INPUT MATERIAL
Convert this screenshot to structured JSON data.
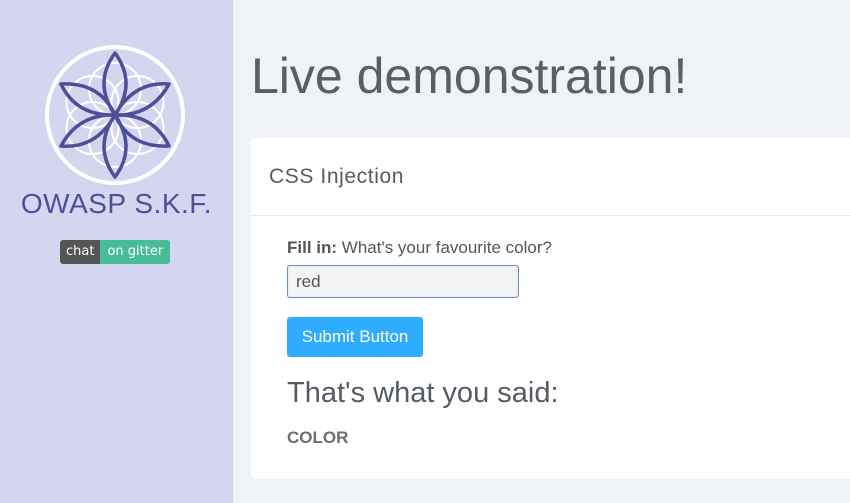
{
  "sidebar": {
    "brand": "OWASP S.K.F.",
    "badge": {
      "left": "chat",
      "right": "on gitter"
    },
    "logo_icon": "flower-of-life-icon"
  },
  "main": {
    "title": "Live demonstration!",
    "card": {
      "header": "CSS Injection",
      "fill_label_bold": "Fill in:",
      "fill_label_text": "What's your favourite color?",
      "input_value": "red",
      "submit_label": "Submit Button",
      "result_heading": "That's what you said:",
      "result_value": "COLOR"
    }
  },
  "colors": {
    "sidebar_bg": "#d4d5ee",
    "brand": "#4e4f98",
    "page_bg": "#eff2f6",
    "button": "#2eacff",
    "badge_right": "#46bc99"
  }
}
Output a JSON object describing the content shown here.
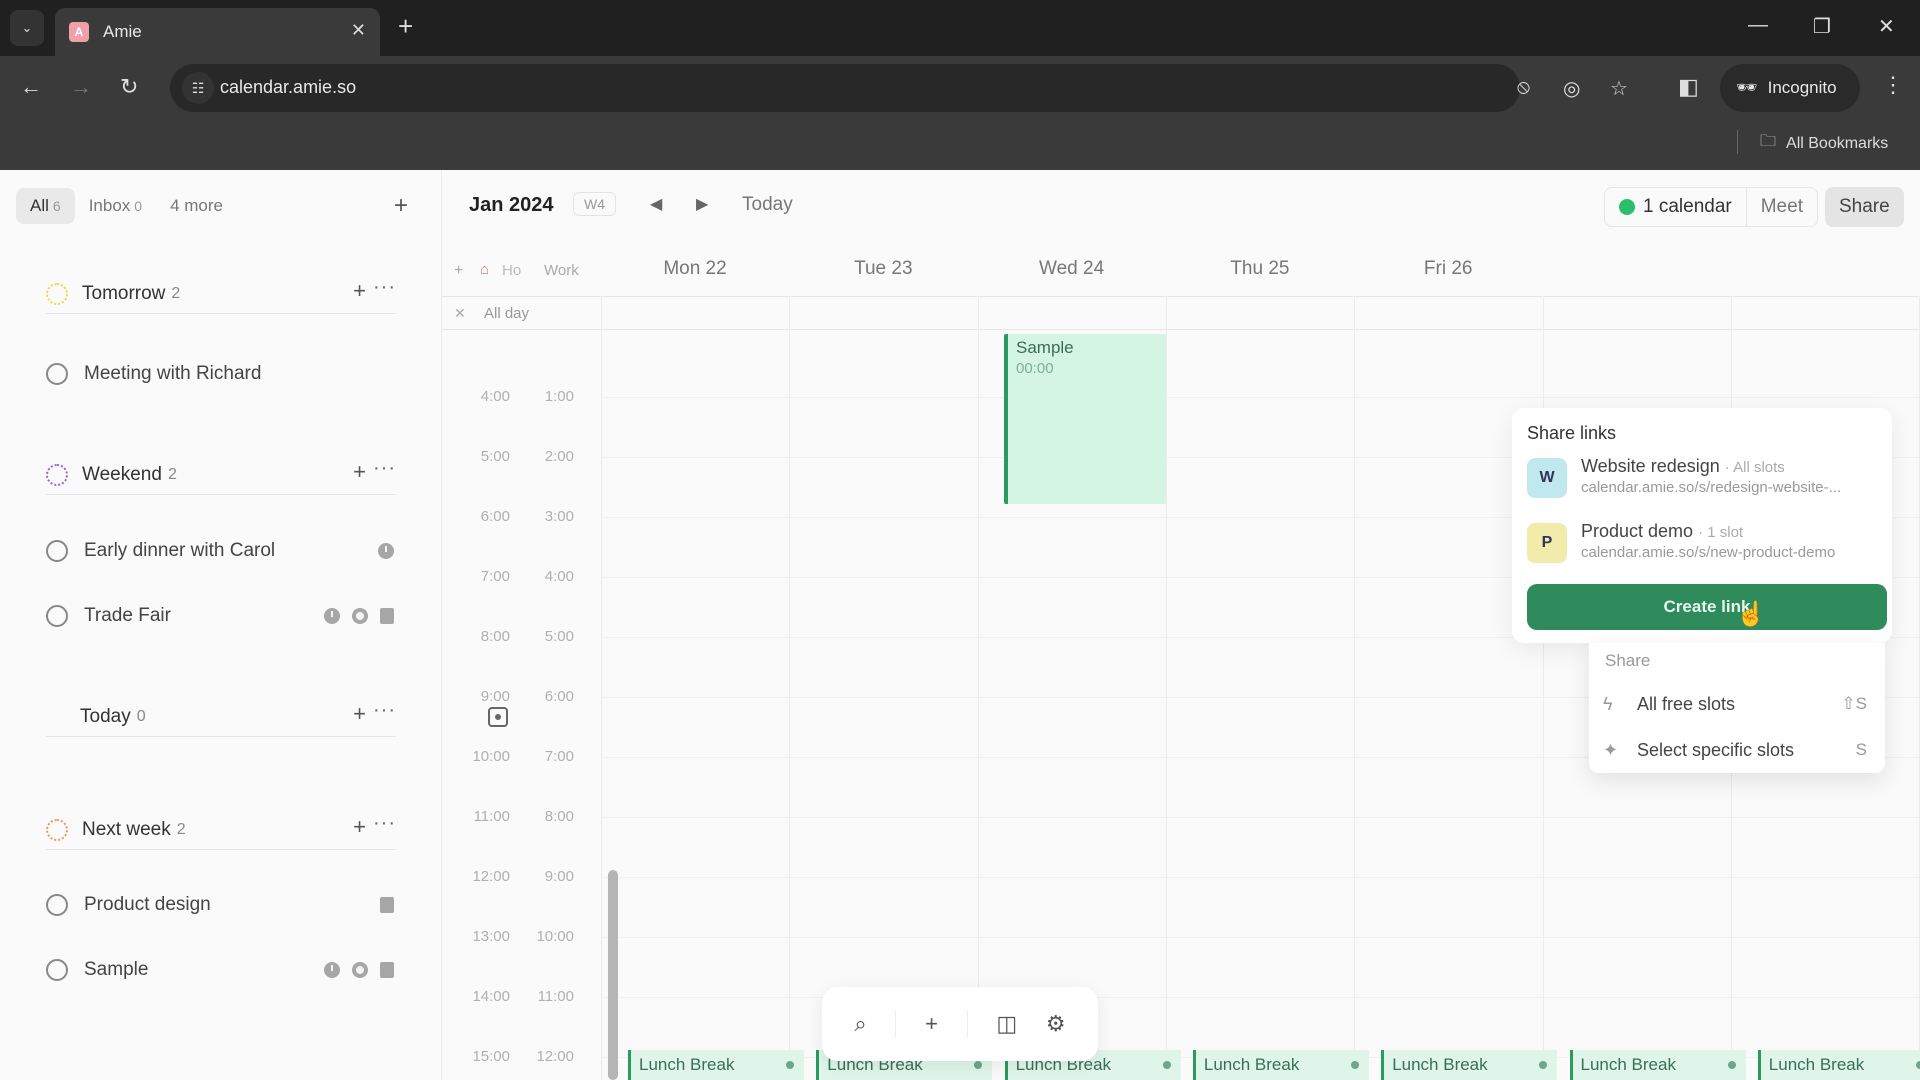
{
  "browser": {
    "tab_title": "Amie",
    "tab_favicon_letter": "A",
    "url": "calendar.amie.so",
    "incognito_label": "Incognito",
    "bookmarks_label": "All Bookmarks"
  },
  "sidebar": {
    "tabs": [
      {
        "label": "All",
        "count": "6",
        "active": true
      },
      {
        "label": "Inbox",
        "count": "0",
        "active": false
      },
      {
        "label": "4 more",
        "count": "",
        "active": false
      }
    ],
    "groups": [
      {
        "title": "Tomorrow",
        "count": "2",
        "icon_color": "#e8d84a",
        "tasks": [
          {
            "label": "Meeting with Richard",
            "icons": []
          }
        ]
      },
      {
        "title": "Weekend",
        "count": "2",
        "icon_color": "#9a5fd6",
        "tasks": [
          {
            "label": "Early dinner with Carol",
            "icons": [
              "clock-icon"
            ]
          },
          {
            "label": "Trade Fair",
            "icons": [
              "clock-icon",
              "recurring-icon",
              "note-icon"
            ]
          }
        ]
      },
      {
        "title": "Today",
        "count": "0",
        "icon_color": "#666666",
        "tasks": []
      },
      {
        "title": "Next week",
        "count": "2",
        "icon_color": "#e8965a",
        "tasks": [
          {
            "label": "Product design",
            "icons": [
              "note-icon"
            ]
          },
          {
            "label": "Sample",
            "icons": [
              "clock-icon",
              "recurring-icon",
              "note-icon"
            ]
          }
        ]
      }
    ]
  },
  "calendar": {
    "month_label": "Jan 2024",
    "week_label": "W4",
    "today_label": "Today",
    "calendars_label": "1 calendar",
    "calendar_dot_color": "#2bbf6b",
    "meet_label": "Meet",
    "share_label": "Share",
    "timezones": [
      "Ho",
      "Work"
    ],
    "allday_label": "All day",
    "days": [
      "Mon 22",
      "Tue 23",
      "Wed 24",
      "Thu 25",
      "Fri 26"
    ],
    "time_primary": [
      "4:00",
      "5:00",
      "6:00",
      "7:00",
      "8:00",
      "9:00",
      "10:00",
      "11:00",
      "12:00",
      "13:00",
      "14:00",
      "15:00"
    ],
    "time_secondary": [
      "1:00",
      "2:00",
      "3:00",
      "4:00",
      "5:00",
      "6:00",
      "7:00",
      "8:00",
      "9:00",
      "10:00",
      "11:00",
      "12:00"
    ],
    "event": {
      "title": "Sample",
      "time": "00:00",
      "day": "Wed 24"
    },
    "lunch_label": "Lunch Break",
    "lunch_count": 7
  },
  "share_popover": {
    "title": "Share links",
    "links": [
      {
        "avatar": "W",
        "avatar_color": "#bfe9ef",
        "name": "Website redesign",
        "meta": "· All slots",
        "url": "calendar.amie.so/s/redesign-website-..."
      },
      {
        "avatar": "P",
        "avatar_color": "#f1ecaa",
        "name": "Product demo",
        "meta": "· 1 slot",
        "url": "calendar.amie.so/s/new-product-demo"
      }
    ],
    "create_label": "Create link",
    "dropdown": {
      "heading": "Share",
      "items": [
        {
          "label": "All free slots",
          "shortcut": "⇧S",
          "icon": "bolt-icon"
        },
        {
          "label": "Select specific slots",
          "shortcut": "S",
          "icon": "sparkle-cursor-icon"
        }
      ]
    }
  }
}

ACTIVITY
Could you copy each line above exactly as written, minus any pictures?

RESULT OF THIS TASK
Convert this screenshot to structured JSON data.
{
  "sidebar": {
    "brand": "OWASP S.K.F.",
    "badge": {
      "left": "chat",
      "right": "on gitter"
    },
    "logo_icon": "flower-of-life-icon"
  },
  "main": {
    "title": "Live demonstration!",
    "card": {
      "header": "CSS Injection",
      "fill_label_bold": "Fill in:",
      "fill_label_text": "What's your favourite color?",
      "input_value": "red",
      "submit_label": "Submit Button",
      "result_heading": "That's what you said:",
      "result_value": "COLOR"
    }
  },
  "colors": {
    "sidebar_bg": "#d4d5ee",
    "brand": "#4e4f98",
    "page_bg": "#eff2f6",
    "button": "#2eacff",
    "badge_right": "#46bc99"
  }
}
Output a JSON object describing the content shown here.
{
  "browser": {
    "tab_title": "Amie",
    "tab_favicon_letter": "A",
    "url": "calendar.amie.so",
    "incognito_label": "Incognito",
    "bookmarks_label": "All Bookmarks"
  },
  "sidebar": {
    "tabs": [
      {
        "label": "All",
        "count": "6",
        "active": true
      },
      {
        "label": "Inbox",
        "count": "0",
        "active": false
      },
      {
        "label": "4 more",
        "count": "",
        "active": false
      }
    ],
    "groups": [
      {
        "title": "Tomorrow",
        "count": "2",
        "icon_color": "#e8d84a",
        "tasks": [
          {
            "label": "Meeting with Richard",
            "icons": []
          }
        ]
      },
      {
        "title": "Weekend",
        "count": "2",
        "icon_color": "#9a5fd6",
        "tasks": [
          {
            "label": "Early dinner with Carol",
            "icons": [
              "clock-icon"
            ]
          },
          {
            "label": "Trade Fair",
            "icons": [
              "clock-icon",
              "recurring-icon",
              "note-icon"
            ]
          }
        ]
      },
      {
        "title": "Today",
        "count": "0",
        "icon_color": "#666666",
        "tasks": []
      },
      {
        "title": "Next week",
        "count": "2",
        "icon_color": "#e8965a",
        "tasks": [
          {
            "label": "Product design",
            "icons": [
              "note-icon"
            ]
          },
          {
            "label": "Sample",
            "icons": [
              "clock-icon",
              "recurring-icon",
              "note-icon"
            ]
          }
        ]
      }
    ]
  },
  "calendar": {
    "month_label": "Jan 2024",
    "week_label": "W4",
    "today_label": "Today",
    "calendars_label": "1 calendar",
    "calendar_dot_color": "#2bbf6b",
    "meet_label": "Meet",
    "share_label": "Share",
    "timezones": [
      "Ho",
      "Work"
    ],
    "allday_label": "All day",
    "days": [
      "Mon 22",
      "Tue 23",
      "Wed 24",
      "Thu 25",
      "Fri 26"
    ],
    "time_primary": [
      "4:00",
      "5:00",
      "6:00",
      "7:00",
      "8:00",
      "9:00",
      "10:00",
      "11:00",
      "12:00",
      "13:00",
      "14:00",
      "15:00"
    ],
    "time_secondary": [
      "1:00",
      "2:00",
      "3:00",
      "4:00",
      "5:00",
      "6:00",
      "7:00",
      "8:00",
      "9:00",
      "10:00",
      "11:00",
      "12:00"
    ],
    "event": {
      "title": "Sample",
      "time": "00:00",
      "day": "Wed 24"
    },
    "lunch_label": "Lunch Break",
    "lunch_count": 7
  },
  "share_popover": {
    "title": "Share links",
    "links": [
      {
        "avatar": "W",
        "avatar_color": "#bfe9ef",
        "name": "Website redesign",
        "meta": "· All slots",
        "url": "calendar.amie.so/s/redesign-website-..."
      },
      {
        "avatar": "P",
        "avatar_color": "#f1ecaa",
        "name": "Product demo",
        "meta": "· 1 slot",
        "url": "calendar.amie.so/s/new-product-demo"
      }
    ],
    "create_label": "Create link",
    "dropdown": {
      "heading": "Share",
      "items": [
        {
          "label": "All free slots",
          "shortcut": "⇧S",
          "icon": "bolt-icon"
        },
        {
          "label": "Select specific slots",
          "shortcut": "S",
          "icon": "sparkle-cursor-icon"
        }
      ]
    }
  }
}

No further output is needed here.